[INPUT DATA Boundary: Start]
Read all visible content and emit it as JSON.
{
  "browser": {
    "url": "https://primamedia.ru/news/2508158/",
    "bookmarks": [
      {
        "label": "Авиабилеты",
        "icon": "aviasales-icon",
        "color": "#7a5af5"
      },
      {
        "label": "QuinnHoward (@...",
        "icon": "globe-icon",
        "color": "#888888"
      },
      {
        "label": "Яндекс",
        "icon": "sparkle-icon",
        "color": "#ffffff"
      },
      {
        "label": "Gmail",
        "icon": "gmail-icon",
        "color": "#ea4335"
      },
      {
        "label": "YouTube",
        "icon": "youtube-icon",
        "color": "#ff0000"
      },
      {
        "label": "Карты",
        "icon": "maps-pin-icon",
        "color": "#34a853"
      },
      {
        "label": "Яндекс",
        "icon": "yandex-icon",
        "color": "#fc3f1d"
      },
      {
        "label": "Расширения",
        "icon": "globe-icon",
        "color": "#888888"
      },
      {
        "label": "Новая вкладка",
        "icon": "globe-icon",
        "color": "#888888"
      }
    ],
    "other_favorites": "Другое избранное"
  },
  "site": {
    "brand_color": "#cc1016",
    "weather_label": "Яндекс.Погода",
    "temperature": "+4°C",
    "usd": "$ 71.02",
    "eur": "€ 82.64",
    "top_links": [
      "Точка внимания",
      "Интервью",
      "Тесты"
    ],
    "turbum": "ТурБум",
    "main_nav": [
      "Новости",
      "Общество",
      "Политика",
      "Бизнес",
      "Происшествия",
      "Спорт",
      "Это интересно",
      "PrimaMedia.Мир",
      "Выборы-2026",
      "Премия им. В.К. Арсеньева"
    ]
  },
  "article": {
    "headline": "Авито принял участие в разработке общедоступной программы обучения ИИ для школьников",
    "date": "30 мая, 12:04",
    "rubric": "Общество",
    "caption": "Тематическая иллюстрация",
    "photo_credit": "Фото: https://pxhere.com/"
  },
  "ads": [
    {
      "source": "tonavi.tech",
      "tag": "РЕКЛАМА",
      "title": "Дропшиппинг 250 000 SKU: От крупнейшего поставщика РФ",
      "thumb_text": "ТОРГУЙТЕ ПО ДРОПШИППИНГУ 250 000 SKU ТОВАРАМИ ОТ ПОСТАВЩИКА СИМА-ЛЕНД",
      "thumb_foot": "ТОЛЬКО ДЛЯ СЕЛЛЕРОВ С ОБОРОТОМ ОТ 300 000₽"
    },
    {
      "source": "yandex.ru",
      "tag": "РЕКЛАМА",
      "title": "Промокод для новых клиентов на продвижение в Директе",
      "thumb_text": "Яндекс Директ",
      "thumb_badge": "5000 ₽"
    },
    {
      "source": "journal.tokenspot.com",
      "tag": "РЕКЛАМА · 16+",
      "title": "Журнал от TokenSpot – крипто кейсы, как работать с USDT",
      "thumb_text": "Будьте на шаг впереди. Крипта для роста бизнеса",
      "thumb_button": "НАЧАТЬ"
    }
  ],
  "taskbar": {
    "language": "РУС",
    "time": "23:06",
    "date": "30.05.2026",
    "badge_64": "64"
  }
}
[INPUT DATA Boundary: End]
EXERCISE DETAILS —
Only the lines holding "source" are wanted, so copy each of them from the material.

EXERCISE RESPONSE —
      "source": "tonavi.tech",
      "source": "yandex.ru",
      "source": "journal.tokenspot.com",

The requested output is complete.